▶ **TASK GOAL**:
Could you return all of the records exactly, minus their images?

▶ **THE DATA**:
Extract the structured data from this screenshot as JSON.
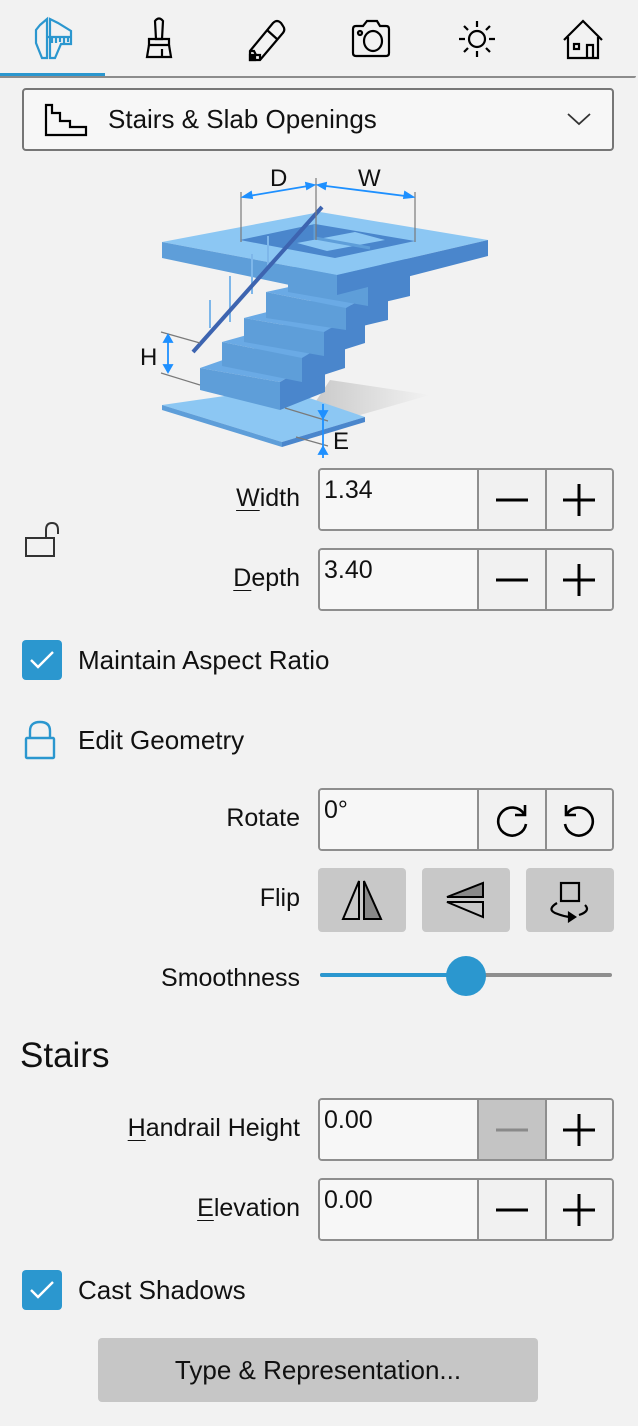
{
  "tabs": [
    {
      "name": "dimensions",
      "icon": "caliper-ruler-icon",
      "active": true
    },
    {
      "name": "appearance",
      "icon": "brush-icon",
      "active": false
    },
    {
      "name": "edit",
      "icon": "pencil-eraser-icon",
      "active": false
    },
    {
      "name": "camera",
      "icon": "camera-icon",
      "active": false
    },
    {
      "name": "lighting",
      "icon": "sun-icon",
      "active": false
    },
    {
      "name": "building",
      "icon": "house-icon",
      "active": false
    }
  ],
  "accent_color": "#2b97cf",
  "object_type": {
    "selected": "Stairs & Slab Openings",
    "icon": "stairs-icon"
  },
  "diagram": {
    "labels": {
      "d": "D",
      "w": "W",
      "h": "H",
      "e": "E"
    }
  },
  "dimensions": {
    "width": {
      "label_underline": "W",
      "label_rest": "idth",
      "value": "1.34"
    },
    "depth": {
      "label_underline": "D",
      "label_rest": "epth",
      "value": "3.40"
    },
    "lock_state": "unlocked"
  },
  "maintain_aspect_ratio": {
    "label": "Maintain Aspect Ratio",
    "checked": true
  },
  "edit_geometry": {
    "label": "Edit Geometry",
    "icon": "lock-icon"
  },
  "rotate": {
    "label": "Rotate",
    "value": "0°"
  },
  "flip": {
    "label": "Flip"
  },
  "smoothness": {
    "label": "Smoothness",
    "value": 0.5
  },
  "stairs_section": {
    "title": "Stairs",
    "handrail_height": {
      "label_underline": "H",
      "label_rest": "andrail Height",
      "value": "0.00",
      "decrement_disabled": true
    },
    "elevation": {
      "label_underline": "E",
      "label_rest": "levation",
      "value": "0.00"
    }
  },
  "cast_shadows": {
    "label": "Cast Shadows",
    "checked": true
  },
  "type_button": {
    "label": "Type & Representation..."
  }
}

▶ **ANSWER SECTION**:
Extract the structured data from this screenshot as JSON.
{
  "tabs": [
    {
      "name": "dimensions",
      "icon": "caliper-ruler-icon",
      "active": true
    },
    {
      "name": "appearance",
      "icon": "brush-icon",
      "active": false
    },
    {
      "name": "edit",
      "icon": "pencil-eraser-icon",
      "active": false
    },
    {
      "name": "camera",
      "icon": "camera-icon",
      "active": false
    },
    {
      "name": "lighting",
      "icon": "sun-icon",
      "active": false
    },
    {
      "name": "building",
      "icon": "house-icon",
      "active": false
    }
  ],
  "accent_color": "#2b97cf",
  "object_type": {
    "selected": "Stairs & Slab Openings",
    "icon": "stairs-icon"
  },
  "diagram": {
    "labels": {
      "d": "D",
      "w": "W",
      "h": "H",
      "e": "E"
    }
  },
  "dimensions": {
    "width": {
      "label_underline": "W",
      "label_rest": "idth",
      "value": "1.34"
    },
    "depth": {
      "label_underline": "D",
      "label_rest": "epth",
      "value": "3.40"
    },
    "lock_state": "unlocked"
  },
  "maintain_aspect_ratio": {
    "label": "Maintain Aspect Ratio",
    "checked": true
  },
  "edit_geometry": {
    "label": "Edit Geometry",
    "icon": "lock-icon"
  },
  "rotate": {
    "label": "Rotate",
    "value": "0°"
  },
  "flip": {
    "label": "Flip"
  },
  "smoothness": {
    "label": "Smoothness",
    "value": 0.5
  },
  "stairs_section": {
    "title": "Stairs",
    "handrail_height": {
      "label_underline": "H",
      "label_rest": "andrail Height",
      "value": "0.00",
      "decrement_disabled": true
    },
    "elevation": {
      "label_underline": "E",
      "label_rest": "levation",
      "value": "0.00"
    }
  },
  "cast_shadows": {
    "label": "Cast Shadows",
    "checked": true
  },
  "type_button": {
    "label": "Type & Representation..."
  }
}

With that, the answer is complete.